This program requires Sun's Java Runtime Environment version 6 or later (Untested with earlier versions).
I have created this program to help me learn when depth of field and diffraction are the limiting factors in image sharpness. I thought I might as well post it here for other people to use.
To learn more about the diffraction limit, go here.
To learn more about the depth of field limit, go here.
This program uses equations based on a simple single element lens. The results for multi-element lenses with internal focusing may not be accurate around extreme macro photography.
To download this calculator to a laptop, or portable device supporting Java 6, click here.

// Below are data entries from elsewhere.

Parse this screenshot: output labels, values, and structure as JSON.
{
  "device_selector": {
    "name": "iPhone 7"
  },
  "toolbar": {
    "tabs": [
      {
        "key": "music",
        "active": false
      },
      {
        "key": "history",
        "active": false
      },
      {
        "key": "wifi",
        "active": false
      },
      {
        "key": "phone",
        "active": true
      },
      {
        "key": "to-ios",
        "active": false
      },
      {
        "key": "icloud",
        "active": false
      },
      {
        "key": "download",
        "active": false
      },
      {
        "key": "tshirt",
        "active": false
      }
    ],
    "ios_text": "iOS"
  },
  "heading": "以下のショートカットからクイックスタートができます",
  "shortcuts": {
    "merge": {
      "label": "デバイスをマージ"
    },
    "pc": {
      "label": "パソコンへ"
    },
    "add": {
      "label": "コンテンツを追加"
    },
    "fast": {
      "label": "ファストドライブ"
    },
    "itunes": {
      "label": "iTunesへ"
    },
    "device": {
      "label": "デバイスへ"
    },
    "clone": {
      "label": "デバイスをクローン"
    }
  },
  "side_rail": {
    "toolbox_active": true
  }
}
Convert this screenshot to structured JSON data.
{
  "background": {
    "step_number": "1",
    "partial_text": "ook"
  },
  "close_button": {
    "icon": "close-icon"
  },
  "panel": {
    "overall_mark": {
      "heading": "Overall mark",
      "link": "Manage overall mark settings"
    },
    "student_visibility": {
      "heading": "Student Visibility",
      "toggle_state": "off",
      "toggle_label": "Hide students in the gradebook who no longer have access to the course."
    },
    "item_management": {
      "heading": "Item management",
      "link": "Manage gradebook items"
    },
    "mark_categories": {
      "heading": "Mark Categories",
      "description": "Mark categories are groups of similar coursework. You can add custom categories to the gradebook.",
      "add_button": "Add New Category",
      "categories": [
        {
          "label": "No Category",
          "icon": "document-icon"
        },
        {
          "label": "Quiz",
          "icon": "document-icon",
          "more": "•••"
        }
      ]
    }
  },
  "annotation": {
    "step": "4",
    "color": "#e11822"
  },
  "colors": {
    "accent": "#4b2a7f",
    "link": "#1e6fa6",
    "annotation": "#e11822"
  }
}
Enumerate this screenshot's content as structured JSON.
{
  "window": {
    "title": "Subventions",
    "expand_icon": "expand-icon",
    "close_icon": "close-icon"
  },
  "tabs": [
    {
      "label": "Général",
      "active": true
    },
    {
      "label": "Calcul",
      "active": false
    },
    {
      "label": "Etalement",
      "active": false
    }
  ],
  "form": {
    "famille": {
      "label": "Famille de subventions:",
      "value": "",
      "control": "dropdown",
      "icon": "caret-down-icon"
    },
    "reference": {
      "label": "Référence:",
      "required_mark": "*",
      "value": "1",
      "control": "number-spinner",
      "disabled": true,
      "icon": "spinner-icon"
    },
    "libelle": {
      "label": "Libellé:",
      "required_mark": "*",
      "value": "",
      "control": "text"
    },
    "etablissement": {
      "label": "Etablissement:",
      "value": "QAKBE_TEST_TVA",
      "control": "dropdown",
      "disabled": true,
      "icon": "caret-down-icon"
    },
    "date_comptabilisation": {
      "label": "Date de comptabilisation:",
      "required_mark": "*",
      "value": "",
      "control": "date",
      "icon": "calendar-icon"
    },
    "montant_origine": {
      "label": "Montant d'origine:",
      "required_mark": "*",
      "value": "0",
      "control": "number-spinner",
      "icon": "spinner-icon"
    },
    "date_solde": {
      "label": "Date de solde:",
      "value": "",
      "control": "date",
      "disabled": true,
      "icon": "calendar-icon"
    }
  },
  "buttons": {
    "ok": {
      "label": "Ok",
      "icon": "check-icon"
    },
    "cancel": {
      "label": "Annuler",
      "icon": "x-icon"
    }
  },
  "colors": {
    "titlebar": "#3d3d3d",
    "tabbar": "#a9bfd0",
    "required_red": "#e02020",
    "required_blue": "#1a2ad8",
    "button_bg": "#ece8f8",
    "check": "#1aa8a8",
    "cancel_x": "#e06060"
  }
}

The source code is here: DepthOfField.java, BufferedCanvas.java
The top of the graph is the vertical resolution of the sensor.
The bottom of the graph is 0.
The width of the graph is set to about twice the distance from the Subject Near Distance to the Subject Far Distance.
The white curve is the lines per height graph of the sharpness of the recorded image.
The red crosshairs are the points where the image sharpness graph crosses the Subject Near Distance and the Subject Far Distance.
The magenta crosshair is the maximum sharpness in lines per height at the focal distance.
The green horizontal line is the lines per height sharpness limit of the Bayer Low Pass Filter on the sensor.
The orange horizontal line is the diffraction limit of this Aperture, Focal Length, and Sensor Size.
The turquoise curve is the lines per height sharpness limit of the circle of confusion of this lens at this Aperture, Focal Length and distance from the lens.
A yellow horizontal line shows your Min In-Focus Lines-Per-Height when the focal distance doesn't meet that value.
Yellow crosshairs show where the sharpness of the image equal the Min In-Focus Lines-Per-Height.
The default Min In-Focus Lines-Per-Height value is set to 4 lines per mm on an 8 1/2" X 11" piece of paper. (8.5" * 25.4mm/" * 4 = 863.6 lines per height) You may want to choose a different number depending on desired image size and expected amount of cropping.
The outer dark gray lines are the horizontal field of view and the inner dark gray lines are the vertical field of view. In this particular instance, the Y axis can be considered width or height and at the same scale as the X axis.
To use this program:
1 Enter your camera information and the desired focal length and subject distances of interest (The Focal Distance must be between the Subject Near Distance and the Subject Far Distance).
2 Press Graph Depth Of Field to see what's limiting the sharpness of your picture.
3a To calculate the optimal Aperture for the maximum sharpness from Subject Near Distance to Subject Far Distance, press the Calculate Aperture button.
3b To calculate the optimal Aperture and Focal Distance for the maximum sharpness from Subject Near Distance to Subject Far Distance, press the Calculate Aperture and Distance button.
3c To sacrifice the sharpness by 10% in order to get a wider aperture (some times 1 stop wider), press the Calculate A and D, larger A button.
3d To calculate the Hyper Focal Distance, enter your desired Aperture and Focal length and press the "Calculate Hyper Focal Distance" button. The hyper focal distance will be stored in Focal Distance and the closest distance in focus will be stored in Subject Near Distance.
3e To calculate the optimal Focal Distance and Aperture from a certain distance to infinity, enter the nearest distance you want in focus into Subject Near Distance and press Maximize Near Subject To Infinity, or you could enter a big number, like 100 meters, into Subject Far Distance and press the Calculate Aperture and Distance button.
3f To save your current settings into a URL that can be bookmarked, emailed to someone, or linked off of a webpage, press the Save As Linkable URL button.